Finding Calm When Quitting is Not an Option
by Liz Jansen
It was a two-part challenge. First came a day of riding big-rig-dense Interstate 20 across Texas during autumn storms. The second, heralded by foreboding skies, came the next day and took the first day’s lessons to a new level. My goal was to reach my friends’ home in northern Georgia ahead of the outer rain bands of a hurricane blasting the coastline 300 miles south. Little did I know how remarkable the final two hours of that 640 mile/1,000 km ride would be.
Showers that started gently, intensified as darkness fell. At least the previous day’s storms had been in daylight.I debated stopping for the night but there was nowhere convenient and I was so close to my destination. I could manage a little rain. Soon I was past the point of no return.
Heavy rain and darkness shrouded me as I turned north through unlit secondary highways of western Georgia. Raindrops found their way inside my helmet visor and dotted my glasses. When I lifted my visor to clear the fogging, they pelted my face but it gave me better visibility than trying to see through three watery lenses (glasses, inner, and outer visor).
For two intense hours, I stayed on the road by following my GPS and the tail lights (sometimes far) in front of me. Once when there were none, I waved someone to pass me so I could follow them. I couldn’t see well enough to do anything else—like pull off the road. Judging by the torrents falling from the sky and the deluges that covered me from oncoming vehicles, there was a lot of water on the road. I prayed I wouldn’t hydroplane.
I remembered the lessons of the day before (10 Tips for Being in the Flow Through Life’s Storms). I thought of Leslie Porterfield’s words when I interviewed her for Women, Motorcycles and the Road to Empowerment. During her racing career, Leslie broke numerous land speed records on the Bonneville Salt Flats. She described three tactics—staying focused, mastering fear, and not letting panic set in—as key strategies for success (and survival).
Although I felt little fear, my senses were on high alert. I prayed for focus and good judgment. I had no choice but to trust my skills, intuition, and my Higher Power, knowing that no matter what the outcome, it was for my greatest good. Letting thoughts of failure intervene served no useful purpose. I envisioned my heart-family (and dinner) waiting for me, and pulling into their garage.

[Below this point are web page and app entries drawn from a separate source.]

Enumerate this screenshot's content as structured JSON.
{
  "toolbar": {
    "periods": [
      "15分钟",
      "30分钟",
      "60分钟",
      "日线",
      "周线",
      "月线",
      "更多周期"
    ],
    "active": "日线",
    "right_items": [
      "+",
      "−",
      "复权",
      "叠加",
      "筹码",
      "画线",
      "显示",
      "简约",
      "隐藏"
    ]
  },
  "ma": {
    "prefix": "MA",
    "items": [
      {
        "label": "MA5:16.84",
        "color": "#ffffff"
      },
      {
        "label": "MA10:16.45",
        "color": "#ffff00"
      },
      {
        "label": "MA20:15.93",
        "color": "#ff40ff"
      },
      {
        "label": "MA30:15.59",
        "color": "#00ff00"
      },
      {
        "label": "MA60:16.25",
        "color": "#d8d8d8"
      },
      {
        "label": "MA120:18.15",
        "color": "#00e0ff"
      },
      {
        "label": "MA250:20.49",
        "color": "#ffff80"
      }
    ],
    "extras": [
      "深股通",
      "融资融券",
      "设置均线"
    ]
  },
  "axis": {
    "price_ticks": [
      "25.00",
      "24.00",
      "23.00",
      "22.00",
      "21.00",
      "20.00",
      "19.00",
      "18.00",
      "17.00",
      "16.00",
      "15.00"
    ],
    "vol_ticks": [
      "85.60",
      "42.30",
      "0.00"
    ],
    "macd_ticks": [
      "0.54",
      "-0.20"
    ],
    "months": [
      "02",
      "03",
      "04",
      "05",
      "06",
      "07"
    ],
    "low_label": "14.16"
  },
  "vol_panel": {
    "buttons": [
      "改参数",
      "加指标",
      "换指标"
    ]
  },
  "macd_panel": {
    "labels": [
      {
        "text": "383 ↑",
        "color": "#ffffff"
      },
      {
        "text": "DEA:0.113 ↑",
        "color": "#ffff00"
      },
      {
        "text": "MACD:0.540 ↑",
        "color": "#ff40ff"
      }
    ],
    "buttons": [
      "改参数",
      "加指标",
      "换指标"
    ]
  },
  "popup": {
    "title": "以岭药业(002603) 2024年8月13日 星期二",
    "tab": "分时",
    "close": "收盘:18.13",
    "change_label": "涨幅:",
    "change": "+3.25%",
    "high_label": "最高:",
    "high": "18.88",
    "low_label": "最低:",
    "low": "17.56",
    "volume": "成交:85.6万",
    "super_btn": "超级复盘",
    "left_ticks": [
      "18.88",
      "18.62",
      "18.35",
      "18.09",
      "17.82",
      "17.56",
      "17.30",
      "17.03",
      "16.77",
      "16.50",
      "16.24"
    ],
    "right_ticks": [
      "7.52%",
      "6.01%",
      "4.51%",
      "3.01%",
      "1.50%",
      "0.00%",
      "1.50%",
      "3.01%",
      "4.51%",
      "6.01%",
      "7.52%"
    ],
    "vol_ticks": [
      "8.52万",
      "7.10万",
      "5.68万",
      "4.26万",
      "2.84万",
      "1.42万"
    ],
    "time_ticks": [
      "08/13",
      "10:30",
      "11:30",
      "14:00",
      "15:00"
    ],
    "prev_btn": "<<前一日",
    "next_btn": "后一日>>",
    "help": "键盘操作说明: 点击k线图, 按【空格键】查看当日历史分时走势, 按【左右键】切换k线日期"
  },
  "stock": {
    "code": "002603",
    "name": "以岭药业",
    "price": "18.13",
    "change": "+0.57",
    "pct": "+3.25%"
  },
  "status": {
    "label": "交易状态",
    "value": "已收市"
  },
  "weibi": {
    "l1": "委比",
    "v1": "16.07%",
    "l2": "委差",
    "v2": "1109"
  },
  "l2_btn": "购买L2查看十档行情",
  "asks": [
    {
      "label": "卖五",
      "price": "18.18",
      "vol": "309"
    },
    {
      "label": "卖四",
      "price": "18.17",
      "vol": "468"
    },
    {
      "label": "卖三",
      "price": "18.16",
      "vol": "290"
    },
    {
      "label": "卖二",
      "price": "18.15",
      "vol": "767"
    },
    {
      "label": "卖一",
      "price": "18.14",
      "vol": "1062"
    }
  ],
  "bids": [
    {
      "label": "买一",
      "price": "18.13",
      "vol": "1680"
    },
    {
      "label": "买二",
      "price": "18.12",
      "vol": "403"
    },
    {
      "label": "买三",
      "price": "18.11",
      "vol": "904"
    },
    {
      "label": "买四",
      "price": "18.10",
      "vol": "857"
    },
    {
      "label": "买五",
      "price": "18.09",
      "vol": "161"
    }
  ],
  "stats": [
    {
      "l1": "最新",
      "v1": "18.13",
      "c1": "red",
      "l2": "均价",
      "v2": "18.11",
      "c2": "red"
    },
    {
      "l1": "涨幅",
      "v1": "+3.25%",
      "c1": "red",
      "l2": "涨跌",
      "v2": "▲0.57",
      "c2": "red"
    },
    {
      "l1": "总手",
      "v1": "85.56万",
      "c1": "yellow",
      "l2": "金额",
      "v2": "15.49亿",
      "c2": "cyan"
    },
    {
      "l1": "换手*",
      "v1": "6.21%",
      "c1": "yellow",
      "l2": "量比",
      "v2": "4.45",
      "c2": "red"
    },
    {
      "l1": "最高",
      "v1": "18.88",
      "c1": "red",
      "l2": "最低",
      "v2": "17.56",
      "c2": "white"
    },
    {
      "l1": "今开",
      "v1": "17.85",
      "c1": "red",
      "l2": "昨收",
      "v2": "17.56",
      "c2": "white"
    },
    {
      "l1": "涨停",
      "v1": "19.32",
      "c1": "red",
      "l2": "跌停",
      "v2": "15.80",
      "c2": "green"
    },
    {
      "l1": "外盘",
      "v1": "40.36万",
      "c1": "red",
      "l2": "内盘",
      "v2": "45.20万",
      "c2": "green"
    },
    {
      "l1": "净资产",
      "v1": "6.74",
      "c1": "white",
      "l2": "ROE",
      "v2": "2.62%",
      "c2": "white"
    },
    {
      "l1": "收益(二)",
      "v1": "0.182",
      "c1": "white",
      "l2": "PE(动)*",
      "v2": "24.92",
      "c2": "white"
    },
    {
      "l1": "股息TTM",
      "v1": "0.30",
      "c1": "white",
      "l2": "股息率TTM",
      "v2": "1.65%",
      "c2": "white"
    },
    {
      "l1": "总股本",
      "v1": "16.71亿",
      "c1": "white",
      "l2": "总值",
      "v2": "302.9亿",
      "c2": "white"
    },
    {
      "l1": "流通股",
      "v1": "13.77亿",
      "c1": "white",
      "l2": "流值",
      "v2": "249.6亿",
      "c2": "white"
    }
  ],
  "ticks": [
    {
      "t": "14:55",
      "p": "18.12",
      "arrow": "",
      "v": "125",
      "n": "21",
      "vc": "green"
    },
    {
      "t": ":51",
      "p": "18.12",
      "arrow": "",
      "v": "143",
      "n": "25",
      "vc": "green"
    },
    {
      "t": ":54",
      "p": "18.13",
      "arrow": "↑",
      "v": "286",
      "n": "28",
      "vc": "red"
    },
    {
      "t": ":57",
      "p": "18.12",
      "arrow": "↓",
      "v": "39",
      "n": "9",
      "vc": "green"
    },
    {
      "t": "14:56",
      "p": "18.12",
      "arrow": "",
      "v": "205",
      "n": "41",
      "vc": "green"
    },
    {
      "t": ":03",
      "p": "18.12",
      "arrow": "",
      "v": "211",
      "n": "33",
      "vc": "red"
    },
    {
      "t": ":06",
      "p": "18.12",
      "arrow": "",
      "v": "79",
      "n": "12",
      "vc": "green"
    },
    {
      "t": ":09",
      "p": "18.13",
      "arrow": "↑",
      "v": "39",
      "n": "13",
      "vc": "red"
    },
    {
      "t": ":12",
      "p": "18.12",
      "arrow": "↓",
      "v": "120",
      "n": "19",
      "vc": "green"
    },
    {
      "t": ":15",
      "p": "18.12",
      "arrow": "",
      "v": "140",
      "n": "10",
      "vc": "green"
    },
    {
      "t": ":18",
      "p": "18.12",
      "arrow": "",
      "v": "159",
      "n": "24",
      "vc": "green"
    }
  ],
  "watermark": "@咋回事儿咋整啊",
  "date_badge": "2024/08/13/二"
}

I relaxed into the moment and trusted. Like the day before, a sense of peace and a deep inner quietness permeated the darkness. It’s the best possible place to act from when everything looks black. I maintained a steady throttle, trained my eyes on the tail lights, and kept splashing down the road. Trudy’s (my Triumph Tiger) road-handling skills were impeccable.
Storms always pass. Fighting them and thinking about how we’re suffering creates conflict and stress. Letting go of those thoughts brings us into the now and that place of peace. From that calm center, it’s easier to find and use the guides and resources that are always at hand, focus on where we’re going, and keep moving forward.